EXPRESS GRATITUDE DAILY
To cultivate an attitude of gratitude you need to continually to thank people for their contributions and their work throughout the process. The most successful directors do this daily during rehearsals. Within an organization, it only takes a simple check in or a brief moment to touch base and ensure that your message of gratitude and appreciation is received, but the more specific you are able to be with your feedback and recognition, the greater impact those expressions will carry with them. In other word, actively seek out opportunities to thank your team members for their specific contributions. The dual benefit of this practice is that you are required to maintain deep engagement with your team, and of course, you are able to promote confident, institutionally backed, innovation.
Expressions of gratitude also provide team members a sense of validity that they’re accomplishing what is expected of them, and in turn they can focus on doing their job, with pride and excellence, instead of worrying about whether or not they’re doing their job at all. That type of internal stress has a way of permeating the day to day and slowly eroding capacity for productivity. The psychology is surprisingly simple. Expressions of gratitude not only boost confidence and engagement, but also gratitude serves as a powerful instrument of unburdening – breaking down and removing those invisible barriers to collaboration. When your team members are afforded the reassurance that they are fulfilling their role within a team, and that the insights that they bring are valued and useful, they’re empowered to contribute more, and to do so more openly. It is natural human tendency to avoid embarrassment and the feeling of being exposed. Playing it safe does not lead to breakthrough innovation. Being able to contribute without first filtering ideas based on fear of judgment or criticism is critical to design, and can be particularly valuable in the early stages of ideation or brainstorming activities where large groups are rapidly producing ideas.

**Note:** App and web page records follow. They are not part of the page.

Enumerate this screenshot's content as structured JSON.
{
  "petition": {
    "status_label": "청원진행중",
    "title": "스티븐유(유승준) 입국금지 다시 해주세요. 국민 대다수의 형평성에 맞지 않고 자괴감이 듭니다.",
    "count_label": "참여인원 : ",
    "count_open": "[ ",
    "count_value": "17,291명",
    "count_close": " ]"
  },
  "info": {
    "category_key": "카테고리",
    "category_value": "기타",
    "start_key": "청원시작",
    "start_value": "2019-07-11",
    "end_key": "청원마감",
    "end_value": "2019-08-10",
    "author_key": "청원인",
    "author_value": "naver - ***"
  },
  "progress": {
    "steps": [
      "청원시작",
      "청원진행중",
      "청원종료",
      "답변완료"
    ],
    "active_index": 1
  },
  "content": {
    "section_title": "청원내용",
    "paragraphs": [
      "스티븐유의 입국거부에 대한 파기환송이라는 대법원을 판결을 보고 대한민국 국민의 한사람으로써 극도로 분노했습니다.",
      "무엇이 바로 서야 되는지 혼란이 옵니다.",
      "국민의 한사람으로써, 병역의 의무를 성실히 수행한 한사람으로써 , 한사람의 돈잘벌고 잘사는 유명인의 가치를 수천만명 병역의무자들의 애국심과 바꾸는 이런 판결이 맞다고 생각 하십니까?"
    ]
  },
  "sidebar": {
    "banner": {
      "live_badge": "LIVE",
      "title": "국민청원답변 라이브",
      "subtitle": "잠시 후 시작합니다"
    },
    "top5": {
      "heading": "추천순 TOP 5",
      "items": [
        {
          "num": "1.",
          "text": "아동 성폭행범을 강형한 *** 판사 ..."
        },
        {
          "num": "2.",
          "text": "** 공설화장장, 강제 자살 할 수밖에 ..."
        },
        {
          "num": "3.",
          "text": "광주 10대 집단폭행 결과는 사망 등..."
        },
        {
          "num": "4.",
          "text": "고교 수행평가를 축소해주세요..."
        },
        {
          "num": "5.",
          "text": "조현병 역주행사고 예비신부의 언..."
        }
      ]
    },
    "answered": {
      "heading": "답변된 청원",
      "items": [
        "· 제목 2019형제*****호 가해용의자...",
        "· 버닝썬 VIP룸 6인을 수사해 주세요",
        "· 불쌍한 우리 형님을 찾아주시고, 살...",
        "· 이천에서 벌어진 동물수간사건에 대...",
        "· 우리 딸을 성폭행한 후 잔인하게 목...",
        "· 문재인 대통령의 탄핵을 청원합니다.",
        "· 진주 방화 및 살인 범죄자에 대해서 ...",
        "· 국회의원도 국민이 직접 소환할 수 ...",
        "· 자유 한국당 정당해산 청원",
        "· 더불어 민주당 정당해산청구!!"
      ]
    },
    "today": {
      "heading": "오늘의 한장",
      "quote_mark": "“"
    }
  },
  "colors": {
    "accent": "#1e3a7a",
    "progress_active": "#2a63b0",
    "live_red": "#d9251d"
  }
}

REMEMBER YOUR ROLE
In theatre as in design, the facilitator’s role is really to nurture the creation of actors’ or employees’ results by creating the appropriate environment, conducive to unencumbered, creative contribution. That’s one of the key takeaways from examining directors and the way they lead: To be an effective leader you can’t be constantly buried in your own work. Instead you should strive to be constantly engaged in the work of your team(s). Embrace a servant leadership philosophy. Cater to other people’s needs and make sure they’re getting everything they need to be successful. Build up your team and invest in optimizing the collaborative climate for innovation, and see high confidence directly translated into high performance.

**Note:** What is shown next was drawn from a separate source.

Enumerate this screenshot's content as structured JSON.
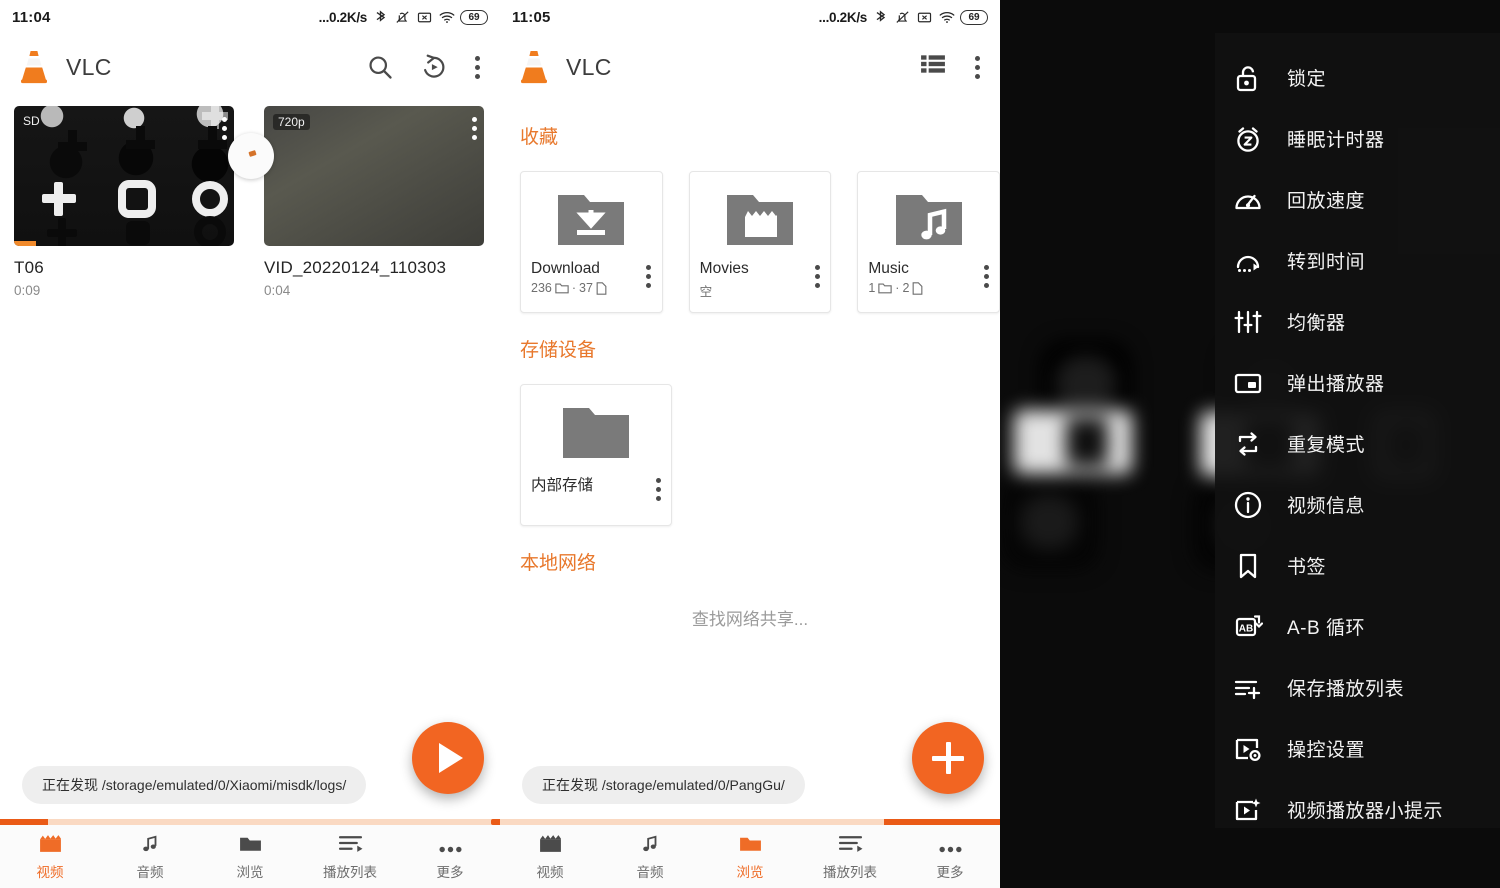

Just as designers we seek to address types of human needs when creating products and solutions for our customers, we must do the same for our collaborators: give them confidence, encouragement and a sense of belonging; motivate and allow for growth and improvement; and remove barriers of insecurity and fear. You can’t expect the people in your employ to focus fully on the needs of your consumers — to be able to connect with end users empathetically — if their own emotional barriers stand in the way. Remember: collaborator-focused facilitation and more specifically Theatre Thinking methods are focused on investing in the development of your people first in order to optimize the process and the product. Build the people, cultivate an attitude of gratitude, and the people will build the rest.
Read Part I of this Blog Series: “Organizing for Collaborative Innovation: The Casting Principle.”
Read Part II of this Blog Series: The Power of Creative Tension. Part II: Organizing for Collaborative Innovation